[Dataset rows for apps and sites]
__________________________________________________

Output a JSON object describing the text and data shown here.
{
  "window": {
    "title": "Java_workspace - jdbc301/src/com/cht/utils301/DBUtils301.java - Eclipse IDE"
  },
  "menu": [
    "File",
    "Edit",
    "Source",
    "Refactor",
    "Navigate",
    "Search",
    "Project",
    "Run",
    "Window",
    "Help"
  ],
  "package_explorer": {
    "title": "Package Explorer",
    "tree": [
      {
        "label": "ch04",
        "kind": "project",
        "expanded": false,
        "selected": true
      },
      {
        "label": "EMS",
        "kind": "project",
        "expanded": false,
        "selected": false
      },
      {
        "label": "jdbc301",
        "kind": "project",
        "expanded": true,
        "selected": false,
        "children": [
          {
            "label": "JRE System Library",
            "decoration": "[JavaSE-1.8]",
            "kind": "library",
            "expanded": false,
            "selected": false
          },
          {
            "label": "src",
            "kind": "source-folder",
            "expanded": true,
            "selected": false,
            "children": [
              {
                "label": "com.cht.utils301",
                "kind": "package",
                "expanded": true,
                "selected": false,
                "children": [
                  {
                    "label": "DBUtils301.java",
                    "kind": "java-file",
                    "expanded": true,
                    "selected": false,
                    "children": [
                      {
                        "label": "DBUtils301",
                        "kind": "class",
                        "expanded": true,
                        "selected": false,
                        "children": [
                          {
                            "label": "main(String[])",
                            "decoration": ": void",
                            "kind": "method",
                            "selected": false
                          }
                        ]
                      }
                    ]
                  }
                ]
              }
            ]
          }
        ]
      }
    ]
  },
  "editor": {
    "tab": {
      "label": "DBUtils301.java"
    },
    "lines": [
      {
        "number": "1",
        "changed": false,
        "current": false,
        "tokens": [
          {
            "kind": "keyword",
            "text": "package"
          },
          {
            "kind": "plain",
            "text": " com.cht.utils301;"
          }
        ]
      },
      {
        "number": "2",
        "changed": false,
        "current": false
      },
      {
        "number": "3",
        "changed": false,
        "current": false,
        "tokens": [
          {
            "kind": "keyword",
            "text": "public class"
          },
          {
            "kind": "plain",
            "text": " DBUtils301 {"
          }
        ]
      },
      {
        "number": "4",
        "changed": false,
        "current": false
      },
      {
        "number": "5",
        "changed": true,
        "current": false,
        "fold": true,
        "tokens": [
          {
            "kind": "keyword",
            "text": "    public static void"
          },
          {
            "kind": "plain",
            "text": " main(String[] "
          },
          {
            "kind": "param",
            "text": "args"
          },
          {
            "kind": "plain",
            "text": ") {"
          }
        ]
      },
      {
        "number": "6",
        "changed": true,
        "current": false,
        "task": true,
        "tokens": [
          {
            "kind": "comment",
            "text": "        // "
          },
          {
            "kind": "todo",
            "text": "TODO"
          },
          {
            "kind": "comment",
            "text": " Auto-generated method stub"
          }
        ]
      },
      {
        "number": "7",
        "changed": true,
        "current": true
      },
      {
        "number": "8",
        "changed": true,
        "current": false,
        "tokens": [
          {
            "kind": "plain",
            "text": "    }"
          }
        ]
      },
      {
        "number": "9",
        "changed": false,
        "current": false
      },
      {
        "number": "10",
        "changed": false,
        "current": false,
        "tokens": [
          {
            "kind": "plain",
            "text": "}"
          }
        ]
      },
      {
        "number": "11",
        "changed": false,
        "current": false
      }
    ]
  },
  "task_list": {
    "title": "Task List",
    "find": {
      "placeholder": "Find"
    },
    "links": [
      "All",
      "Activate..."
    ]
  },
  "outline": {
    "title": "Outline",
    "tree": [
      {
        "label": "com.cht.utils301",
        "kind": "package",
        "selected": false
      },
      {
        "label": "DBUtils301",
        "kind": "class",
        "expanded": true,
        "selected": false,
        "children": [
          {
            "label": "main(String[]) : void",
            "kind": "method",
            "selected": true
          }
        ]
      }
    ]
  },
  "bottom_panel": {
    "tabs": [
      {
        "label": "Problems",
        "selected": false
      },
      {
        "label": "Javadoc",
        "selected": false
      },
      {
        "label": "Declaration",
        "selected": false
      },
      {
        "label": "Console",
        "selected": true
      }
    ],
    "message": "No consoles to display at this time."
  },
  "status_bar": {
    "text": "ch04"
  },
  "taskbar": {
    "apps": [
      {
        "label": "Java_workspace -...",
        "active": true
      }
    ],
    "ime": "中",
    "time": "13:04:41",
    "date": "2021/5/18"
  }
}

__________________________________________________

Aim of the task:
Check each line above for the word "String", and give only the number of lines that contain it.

Written reply:
3